Task to complete
Given the entries below, please return each one exactly.

* * *

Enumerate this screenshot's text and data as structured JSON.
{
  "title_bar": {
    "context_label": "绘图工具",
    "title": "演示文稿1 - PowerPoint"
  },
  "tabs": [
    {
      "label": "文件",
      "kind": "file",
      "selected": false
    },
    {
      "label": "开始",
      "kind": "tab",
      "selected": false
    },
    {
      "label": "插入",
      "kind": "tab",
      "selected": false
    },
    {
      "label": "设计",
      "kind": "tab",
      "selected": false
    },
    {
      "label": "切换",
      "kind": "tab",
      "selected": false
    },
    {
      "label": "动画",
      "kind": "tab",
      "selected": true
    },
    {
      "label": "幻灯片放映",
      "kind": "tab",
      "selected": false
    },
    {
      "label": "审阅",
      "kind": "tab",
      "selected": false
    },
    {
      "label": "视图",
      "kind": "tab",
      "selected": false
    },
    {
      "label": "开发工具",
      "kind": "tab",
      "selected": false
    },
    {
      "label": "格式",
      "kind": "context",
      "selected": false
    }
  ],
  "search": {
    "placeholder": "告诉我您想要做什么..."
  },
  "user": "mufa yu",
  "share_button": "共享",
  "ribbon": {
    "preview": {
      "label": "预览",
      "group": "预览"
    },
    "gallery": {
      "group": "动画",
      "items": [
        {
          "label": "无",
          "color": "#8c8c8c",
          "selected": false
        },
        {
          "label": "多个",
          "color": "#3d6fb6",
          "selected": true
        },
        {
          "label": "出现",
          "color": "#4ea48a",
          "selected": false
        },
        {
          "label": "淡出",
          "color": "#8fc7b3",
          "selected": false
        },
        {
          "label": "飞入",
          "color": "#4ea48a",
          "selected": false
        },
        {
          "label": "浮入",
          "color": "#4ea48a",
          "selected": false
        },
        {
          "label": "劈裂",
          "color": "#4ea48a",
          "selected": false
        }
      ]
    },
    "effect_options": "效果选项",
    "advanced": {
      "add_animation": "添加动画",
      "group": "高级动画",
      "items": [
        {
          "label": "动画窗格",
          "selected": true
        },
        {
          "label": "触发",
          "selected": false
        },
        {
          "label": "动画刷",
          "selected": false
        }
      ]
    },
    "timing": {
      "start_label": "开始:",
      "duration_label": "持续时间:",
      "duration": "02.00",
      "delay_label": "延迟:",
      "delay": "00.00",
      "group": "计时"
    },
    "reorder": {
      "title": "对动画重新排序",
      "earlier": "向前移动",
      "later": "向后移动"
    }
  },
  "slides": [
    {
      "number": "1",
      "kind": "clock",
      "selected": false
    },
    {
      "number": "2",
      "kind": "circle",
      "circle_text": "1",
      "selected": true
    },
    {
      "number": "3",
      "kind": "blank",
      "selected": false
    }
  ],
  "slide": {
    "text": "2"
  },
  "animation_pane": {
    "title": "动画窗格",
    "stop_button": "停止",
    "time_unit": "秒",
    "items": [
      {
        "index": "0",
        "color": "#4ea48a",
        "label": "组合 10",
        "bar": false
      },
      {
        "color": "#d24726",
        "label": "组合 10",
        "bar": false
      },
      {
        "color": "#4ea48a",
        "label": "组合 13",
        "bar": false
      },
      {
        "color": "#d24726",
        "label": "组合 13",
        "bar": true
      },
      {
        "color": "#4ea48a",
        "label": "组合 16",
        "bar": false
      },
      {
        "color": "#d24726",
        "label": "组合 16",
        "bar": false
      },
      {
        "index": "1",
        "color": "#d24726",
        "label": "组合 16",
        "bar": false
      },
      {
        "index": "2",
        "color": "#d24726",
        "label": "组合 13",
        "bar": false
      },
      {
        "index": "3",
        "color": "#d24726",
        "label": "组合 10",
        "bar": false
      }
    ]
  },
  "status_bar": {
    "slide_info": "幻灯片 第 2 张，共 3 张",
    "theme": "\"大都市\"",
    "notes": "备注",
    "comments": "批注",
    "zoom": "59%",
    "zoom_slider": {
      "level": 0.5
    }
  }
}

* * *

Solution to this exercise
Enumerate this screenshot's text and data as structured JSON.
{
  "title_bar": {
    "context_label": "绘图工具",
    "title": "演示文稿1 - PowerPoint"
  },
  "tabs": [
    {
      "label": "文件",
      "kind": "file",
      "selected": false
    },
    {
      "label": "开始",
      "kind": "tab",
      "selected": false
    },
    {
      "label": "插入",
      "kind": "tab",
      "selected": false
    },
    {
      "label": "设计",
      "kind": "tab",
      "selected": false
    },
    {
      "label": "切换",
      "kind": "tab",
      "selected": false
    },
    {
      "label": "动画",
      "kind": "tab",
      "selected": true
    },
    {
      "label": "幻灯片放映",
      "kind": "tab",
      "selected": false
    },
    {
      "label": "审阅",
      "kind": "tab",
      "selected": false
    },
    {
      "label": "视图",
      "kind": "tab",
      "selected": false
    },
    {
      "label": "开发工具",
      "kind": "tab",
      "selected": false
    },
    {
      "label": "格式",
      "kind": "context",
      "selected": false
    }
  ],
  "search": {
    "placeholder": "告诉我您想要做什么..."
  },
  "user": "mufa yu",
  "share_button": "共享",
  "ribbon": {
    "preview": {
      "label": "预览",
      "group": "预览"
    },
    "gallery": {
      "group": "动画",
      "items": [
        {
          "label": "无",
          "color": "#8c8c8c",
          "selected": false
        },
        {
          "label": "多个",
          "color": "#3d6fb6",
          "selected": true
        },
        {
          "label": "出现",
          "color": "#4ea48a",
          "selected": false
        },
        {
          "label": "淡出",
          "color": "#8fc7b3",
          "selected": false
        },
        {
          "label": "飞入",
          "color": "#4ea48a",
          "selected": false
        },
        {
          "label": "浮入",
          "color": "#4ea48a",
          "selected": false
        },
        {
          "label": "劈裂",
          "color": "#4ea48a",
          "selected": false
        }
      ]
    },
    "effect_options": "效果选项",
    "advanced": {
      "add_animation": "添加动画",
      "group": "高级动画",
      "items": [
        {
          "label": "动画窗格",
          "selected": true
        },
        {
          "label": "触发",
          "selected": false
        },
        {
          "label": "动画刷",
          "selected": false
        }
      ]
    },
    "timing": {
      "start_label": "开始:",
      "duration_label": "持续时间:",
      "duration": "02.00",
      "delay_label": "延迟:",
      "delay": "00.00",
      "group": "计时"
    },
    "reorder": {
      "title": "对动画重新排序",
      "earlier": "向前移动",
      "later": "向后移动"
    }
  },
  "slides": [
    {
      "number": "1",
      "kind": "clock",
      "selected": false
    },
    {
      "number": "2",
      "kind": "circle",
      "circle_text": "1",
      "selected": true
    },
    {
      "number": "3",
      "kind": "blank",
      "selected": false
    }
  ],
  "slide": {
    "text": "2"
  },
  "animation_pane": {
    "title": "动画窗格",
    "stop_button": "停止",
    "time_unit": "秒",
    "items": [
      {
        "index": "0",
        "color": "#4ea48a",
        "label": "组合 10",
        "bar": false
      },
      {
        "color": "#d24726",
        "label": "组合 10",
        "bar": false
      },
      {
        "color": "#4ea48a",
        "label": "组合 13",
        "bar": false
      },
      {
        "color": "#d24726",
        "label": "组合 13",
        "bar": true
      },
      {
        "color": "#4ea48a",
        "label": "组合 16",
        "bar": false
      },
      {
        "color": "#d24726",
        "label": "组合 16",
        "bar": false
      },
      {
        "index": "1",
        "color": "#d24726",
        "label": "组合 16",
        "bar": false
      },
      {
        "index": "2",
        "color": "#d24726",
        "label": "组合 13",
        "bar": false
      },
      {
        "index": "3",
        "color": "#d24726",
        "label": "组合 10",
        "bar": false
      }
    ]
  },
  "status_bar": {
    "slide_info": "幻灯片 第 2 张，共 3 张",
    "theme": "\"大都市\"",
    "notes": "备注",
    "comments": "批注",
    "zoom": "59%",
    "zoom_slider": {
      "level": 0.5
    }
  }
}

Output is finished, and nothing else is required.